New Compliance Evaluations (Audits)
Types of Reviews. The Final Rule anticipates that OFCCP may conduct compliance evaluations (including a desk audit and on-site and off-site reviews of records), compliance checks, and focused reviews (restricted to one or more components of the contractor’s organization or employment practices; may be conducted on-site or off-site).
Temporal Scope. Recent litigation has focused upon OFCCP’s authority to obtain and investigate information after the date set forth in the audit scheduling letter. Although there is no final decision on this issue from the courts, the Final Rule expressly authorizes OFCCP to examine information created after the date of the audit scheduling letter “if OFCCP deems it necessary to carry out its investigation of potential violations of” the Section 503 regulations.
As noted above, a contractor is required to maintain for three years its documentation and assessment of external outreach and recruitment efforts as well as its compliance with the data collection requirements.
New Access to Records
The Final Rule retains the current regulatory requirement that a contractor must provide OFCCP access during normal business hours for purposes of conducting a compliance evaluation or compliant investigation. The Final Rule further requires, however, that a contractor provide OFCCPA off-site access to records, including electronic records. A contractor must inform OFCCP of the format(s) in which records are maintained and records must be provided upon OFCCP request in any format in which they are maintained.
OFCCP contends that the requirements contained in the Final Rule will bring more qualified individuals with disabilities into the federal contractor workforce and will provide them with an equal opportunity to advance in employment. OFCCPA Director Patricia Shiu recently noted that “OFCCP is first and foremost a worker protection agency… [and the] commitment to fairness and opportunity begins with enforcement.”
Under the Final Rule, every covered contractor and subcontractor will have to significantly enhance and document efforts to recruit and employ qualified individuals with a disability. Noncompliance can result in sanctions ranging from commitments to comply to debarment.
And oft-used mantra of OFFCP is that “being a federal contractor is a privilege, not a right.” Consequently, every contractor subject to the Final Rule should take note of OFCCP’s expectations and obligations with regard to affirmative action and nondiscrimination for individuals with disabilities. OFCCP intends to offer technical assistance to contractors on compliance with the Final Rule.

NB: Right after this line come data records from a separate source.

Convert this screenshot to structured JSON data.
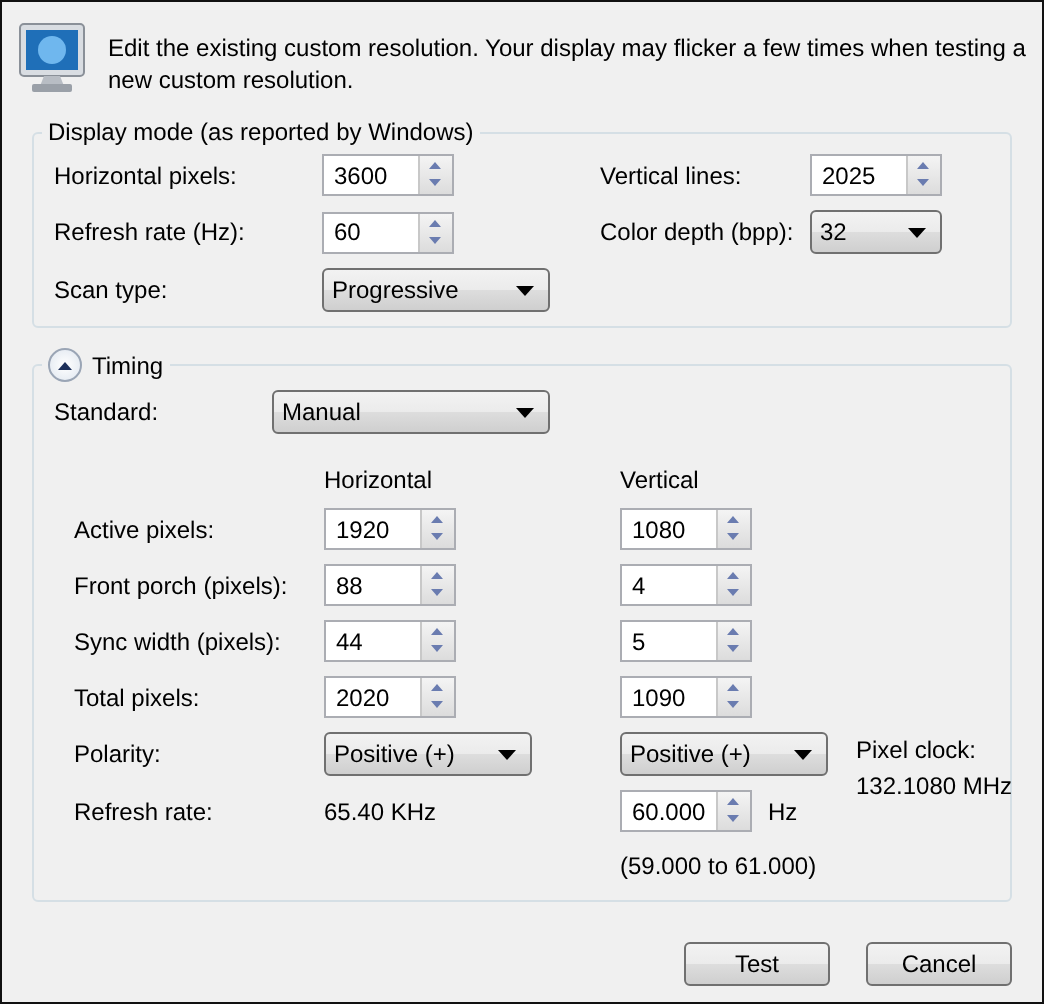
{
  "header": {
    "message": "Edit the existing custom resolution. Your display may flicker a few times when testing a new custom resolution."
  },
  "display_mode": {
    "title": "Display mode (as reported by Windows)",
    "fields": [
      {
        "label": "Horizontal pixels:",
        "kind": "spinner",
        "value": "3600"
      },
      {
        "label": "Vertical lines:",
        "kind": "spinner",
        "value": "2025"
      },
      {
        "label": "Refresh rate (Hz):",
        "kind": "spinner",
        "value": "60"
      },
      {
        "label": "Color depth (bpp):",
        "kind": "dropdown",
        "value": "32"
      },
      {
        "label": "Scan type:",
        "kind": "dropdown",
        "value": "Progressive"
      }
    ]
  },
  "timing": {
    "title": "Timing",
    "expanded": true,
    "standard": {
      "label": "Standard:",
      "value": "Manual"
    },
    "column_headers": [
      "Horizontal",
      "Vertical"
    ],
    "rows": [
      {
        "label": "Active pixels:",
        "horizontal": {
          "kind": "spinner",
          "value": "1920"
        },
        "vertical": {
          "kind": "spinner",
          "value": "1080"
        }
      },
      {
        "label": "Front porch (pixels):",
        "horizontal": {
          "kind": "spinner",
          "value": "88"
        },
        "vertical": {
          "kind": "spinner",
          "value": "4"
        }
      },
      {
        "label": "Sync width (pixels):",
        "horizontal": {
          "kind": "spinner",
          "value": "44"
        },
        "vertical": {
          "kind": "spinner",
          "value": "5"
        }
      },
      {
        "label": "Total pixels:",
        "horizontal": {
          "kind": "spinner",
          "value": "2020"
        },
        "vertical": {
          "kind": "spinner",
          "value": "1090"
        }
      },
      {
        "label": "Polarity:",
        "horizontal": {
          "kind": "dropdown",
          "value": "Positive (+)"
        },
        "vertical": {
          "kind": "dropdown",
          "value": "Positive (+)"
        }
      },
      {
        "label": "Refresh rate:",
        "horizontal": {
          "kind": "text",
          "value": "65.40 KHz"
        },
        "vertical": {
          "kind": "spinner",
          "value": "60.000",
          "unit": "Hz",
          "note": "(59.000 to 61.000)"
        }
      }
    ],
    "pixel_clock": {
      "label": "Pixel clock:",
      "value": "132.1080 MHz"
    }
  },
  "buttons": [
    "Test",
    "Cancel"
  ]
}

In addition, please feel free to direct your questions to any member of our Affirmative Action and OFCCP Compliance Practice Group.
Dara DeHaven is a shareholder in the Atlanta office of Ogletree, Deakins. She represents federal contractors and subcontractors nationwide on affirmative action matters. Her practice includes the successful defense of hundreds of audits conducted by The Office of Federal Contract Compliance Programs, AAP preparation and review, management and employee training, and general guidance and advice on affirmative action coverage and obligations. Ms. DeHaven is a frequent speaker to local and national business, professional, and civic organizations on labor and employment-related issues. She is listed in Best Lawyers in America, Chambers USA America’s Leading Lawyers for Business, and is rated AV Preeminent by Martindale-Hubbell.